━━ Records supplied ━━

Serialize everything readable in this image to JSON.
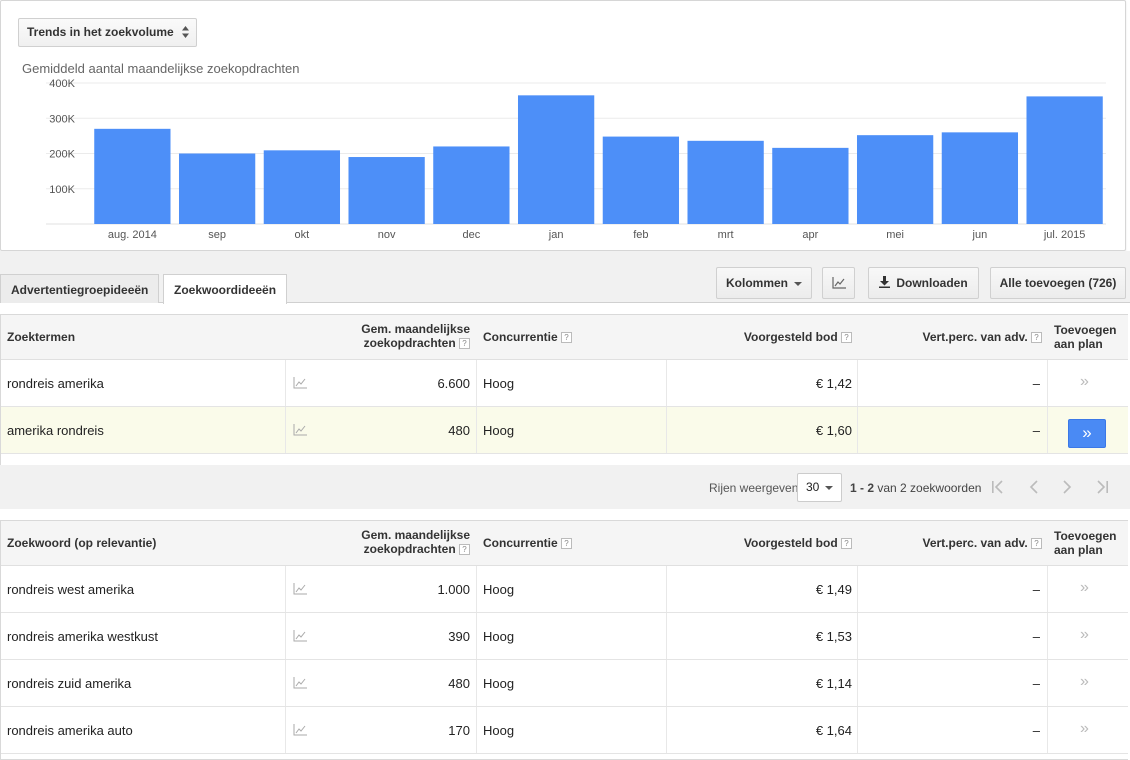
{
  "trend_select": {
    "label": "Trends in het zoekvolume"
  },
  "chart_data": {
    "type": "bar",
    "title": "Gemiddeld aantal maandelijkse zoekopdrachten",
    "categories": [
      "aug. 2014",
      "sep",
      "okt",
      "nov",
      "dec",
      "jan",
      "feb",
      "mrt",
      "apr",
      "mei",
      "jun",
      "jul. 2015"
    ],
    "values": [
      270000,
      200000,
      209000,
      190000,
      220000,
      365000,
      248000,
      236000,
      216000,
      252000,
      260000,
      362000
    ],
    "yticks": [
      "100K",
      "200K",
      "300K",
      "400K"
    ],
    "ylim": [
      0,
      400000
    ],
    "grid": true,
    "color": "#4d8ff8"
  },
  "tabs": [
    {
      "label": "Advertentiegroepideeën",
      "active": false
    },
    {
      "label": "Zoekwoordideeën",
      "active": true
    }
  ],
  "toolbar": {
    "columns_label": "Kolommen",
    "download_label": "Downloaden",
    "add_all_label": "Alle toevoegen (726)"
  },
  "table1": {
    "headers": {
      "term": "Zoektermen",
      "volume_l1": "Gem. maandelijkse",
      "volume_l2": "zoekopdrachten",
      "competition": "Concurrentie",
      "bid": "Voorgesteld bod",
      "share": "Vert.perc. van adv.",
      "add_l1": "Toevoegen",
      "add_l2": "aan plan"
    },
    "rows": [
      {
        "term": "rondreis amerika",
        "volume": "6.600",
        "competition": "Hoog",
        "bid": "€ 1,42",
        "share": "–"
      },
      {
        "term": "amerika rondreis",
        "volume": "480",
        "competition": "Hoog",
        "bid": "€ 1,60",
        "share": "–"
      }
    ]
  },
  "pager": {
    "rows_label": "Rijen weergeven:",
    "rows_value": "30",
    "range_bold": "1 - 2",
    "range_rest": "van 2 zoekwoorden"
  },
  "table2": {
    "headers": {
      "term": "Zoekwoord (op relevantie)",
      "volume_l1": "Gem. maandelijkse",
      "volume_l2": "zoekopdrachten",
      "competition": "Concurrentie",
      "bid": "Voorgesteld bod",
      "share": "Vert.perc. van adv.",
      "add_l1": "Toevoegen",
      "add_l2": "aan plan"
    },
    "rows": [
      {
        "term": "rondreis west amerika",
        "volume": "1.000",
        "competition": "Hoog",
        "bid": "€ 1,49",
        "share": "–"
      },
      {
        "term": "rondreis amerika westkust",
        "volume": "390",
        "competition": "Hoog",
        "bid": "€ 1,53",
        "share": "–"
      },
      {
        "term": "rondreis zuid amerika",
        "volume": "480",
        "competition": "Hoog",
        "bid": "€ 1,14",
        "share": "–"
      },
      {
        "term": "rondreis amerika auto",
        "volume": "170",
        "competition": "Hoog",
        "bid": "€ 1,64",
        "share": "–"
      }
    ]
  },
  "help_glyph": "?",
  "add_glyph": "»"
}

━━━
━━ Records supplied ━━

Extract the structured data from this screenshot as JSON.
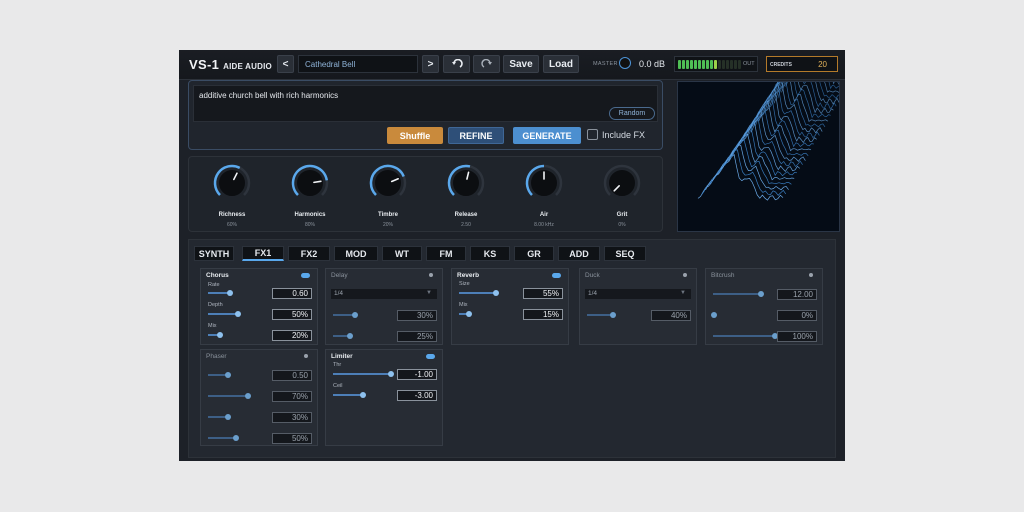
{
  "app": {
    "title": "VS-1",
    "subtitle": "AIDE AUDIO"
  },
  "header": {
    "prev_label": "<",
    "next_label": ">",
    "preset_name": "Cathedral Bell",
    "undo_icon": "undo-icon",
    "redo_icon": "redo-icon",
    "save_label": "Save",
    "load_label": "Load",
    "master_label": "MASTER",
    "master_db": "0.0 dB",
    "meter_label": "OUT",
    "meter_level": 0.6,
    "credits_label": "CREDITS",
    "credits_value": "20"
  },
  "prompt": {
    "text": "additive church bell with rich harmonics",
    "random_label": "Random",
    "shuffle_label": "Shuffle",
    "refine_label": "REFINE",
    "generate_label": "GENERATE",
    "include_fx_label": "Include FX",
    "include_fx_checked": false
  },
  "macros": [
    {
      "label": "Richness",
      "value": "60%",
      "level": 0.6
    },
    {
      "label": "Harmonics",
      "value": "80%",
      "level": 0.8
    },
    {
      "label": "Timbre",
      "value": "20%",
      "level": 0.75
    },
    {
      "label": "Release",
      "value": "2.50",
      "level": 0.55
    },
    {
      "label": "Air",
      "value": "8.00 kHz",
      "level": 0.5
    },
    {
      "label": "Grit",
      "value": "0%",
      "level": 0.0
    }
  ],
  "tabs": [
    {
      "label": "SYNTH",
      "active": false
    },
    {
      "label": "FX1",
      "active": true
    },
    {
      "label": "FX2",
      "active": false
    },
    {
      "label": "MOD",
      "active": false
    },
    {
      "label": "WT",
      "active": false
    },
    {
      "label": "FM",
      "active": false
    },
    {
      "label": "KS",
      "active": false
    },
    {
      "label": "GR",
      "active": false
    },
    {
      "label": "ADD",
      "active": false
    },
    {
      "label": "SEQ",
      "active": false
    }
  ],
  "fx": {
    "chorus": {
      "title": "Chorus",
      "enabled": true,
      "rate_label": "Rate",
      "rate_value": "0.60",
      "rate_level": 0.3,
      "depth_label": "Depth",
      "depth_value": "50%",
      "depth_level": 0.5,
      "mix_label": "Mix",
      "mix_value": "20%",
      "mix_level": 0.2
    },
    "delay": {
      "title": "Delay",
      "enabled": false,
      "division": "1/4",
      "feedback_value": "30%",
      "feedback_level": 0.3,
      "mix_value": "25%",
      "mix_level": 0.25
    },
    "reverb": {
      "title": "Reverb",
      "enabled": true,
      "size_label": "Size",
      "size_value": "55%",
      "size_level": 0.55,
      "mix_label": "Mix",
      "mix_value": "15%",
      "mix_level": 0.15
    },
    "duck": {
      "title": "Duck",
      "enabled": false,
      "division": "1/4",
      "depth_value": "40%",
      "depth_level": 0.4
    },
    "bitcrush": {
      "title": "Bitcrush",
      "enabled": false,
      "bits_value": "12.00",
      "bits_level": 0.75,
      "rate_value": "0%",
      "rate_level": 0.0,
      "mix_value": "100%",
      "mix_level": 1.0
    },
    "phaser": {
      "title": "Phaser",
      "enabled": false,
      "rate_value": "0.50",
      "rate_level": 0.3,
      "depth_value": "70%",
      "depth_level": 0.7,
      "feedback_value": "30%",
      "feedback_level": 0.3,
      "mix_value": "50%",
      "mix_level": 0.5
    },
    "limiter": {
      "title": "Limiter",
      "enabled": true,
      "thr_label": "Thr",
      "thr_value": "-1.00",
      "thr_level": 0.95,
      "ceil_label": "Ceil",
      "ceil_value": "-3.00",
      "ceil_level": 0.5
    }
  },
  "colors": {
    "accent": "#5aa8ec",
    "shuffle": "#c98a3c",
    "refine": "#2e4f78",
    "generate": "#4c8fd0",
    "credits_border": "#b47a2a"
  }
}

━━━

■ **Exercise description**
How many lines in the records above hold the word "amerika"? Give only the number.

■ **Task result**
6